Offer something of value
If you want your personal brand to help you get ahead in your career, you need to offer something of perceived value that expresses your thought leadership. Maybe you can prepare some useful videos for YouTube or write some ebooks and resources. Think about how you present these items and make sure the presentation style is congruent with your personal branding. For example, if you stand for high-quality, a DIY YouTube video is probably not appropriate. Building resources of perceived value may mean reaching a little outside your comfort zone. You may post an article about a topic you’re not yet an expert in, or may seek to connect on social media with someone you feel is superior to you in your career. Don’t let a lack of confidence deter you, you’re a mum so you are probably more capable and resilient than you give yourself credit for.The goal is to build value. This ties in with the next point particularly well.
Think bigger than self-promotion
While self-promotion is an element of your personal brand, don’t make it the main feature. Letting others know about your success is important in moderation. It’s more important to let people know what your values are and what excites and motivates you. Beating your own drum all the time is not a good look. Your personal brand should allow people to feel a connection with who you are because they understand what you stand for. Be the leader! This can be done by building your network, being the connector who introduces people to others and being an influencer in your field.
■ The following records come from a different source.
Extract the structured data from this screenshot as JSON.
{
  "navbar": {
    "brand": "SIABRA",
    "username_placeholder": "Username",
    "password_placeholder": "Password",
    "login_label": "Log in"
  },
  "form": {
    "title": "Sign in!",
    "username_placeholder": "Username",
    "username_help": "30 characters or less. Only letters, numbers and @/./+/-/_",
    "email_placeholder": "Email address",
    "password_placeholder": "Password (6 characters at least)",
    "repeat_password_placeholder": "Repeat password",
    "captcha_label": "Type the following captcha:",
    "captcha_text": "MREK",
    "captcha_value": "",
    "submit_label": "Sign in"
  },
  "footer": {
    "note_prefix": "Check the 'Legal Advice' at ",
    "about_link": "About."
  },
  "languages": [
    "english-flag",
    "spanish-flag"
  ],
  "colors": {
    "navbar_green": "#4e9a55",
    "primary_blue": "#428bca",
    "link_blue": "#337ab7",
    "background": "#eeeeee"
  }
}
As a mum, you know the value of having someone watch your back. To have someone who believes in you, has your best interests at heart and keeps you on track is valuable. We get busy as mums and then important things we believe in a slip. We encourage our kids to do some homework each day and don’t leave it all to the last minute. The same principle applies to build your personal brand. It takes time to commit to the journey longterm. Being accountable to a friend or coach may help, particularly if you are easily distracted. Don’t procrastinate because you fear to make a mistake either. So you accidentally made a spelling mistake or two on social media? No big deal, just fix it and move on. It’s about building momentum so get started and make some progress you can build on. You haven’t got complete control of how you are represented as a brand. What if your old high school friend posts a photo of you online in a not so flattering situation? We all have skeletons in the closet. Life goes on, just acknowledge the mistake and move on. Don’t let someone demotivate you when building your personal brand. Your personal brand takes time to build, so take it step-by-step. These tips can help you get started today and create a foundation to build on tomorrow. Great personal brands tend to evolve over time as you start to find your voice and establish your position in the marketplace. Always be open to tinkering and revision but be intentional with the direction of your personal brand.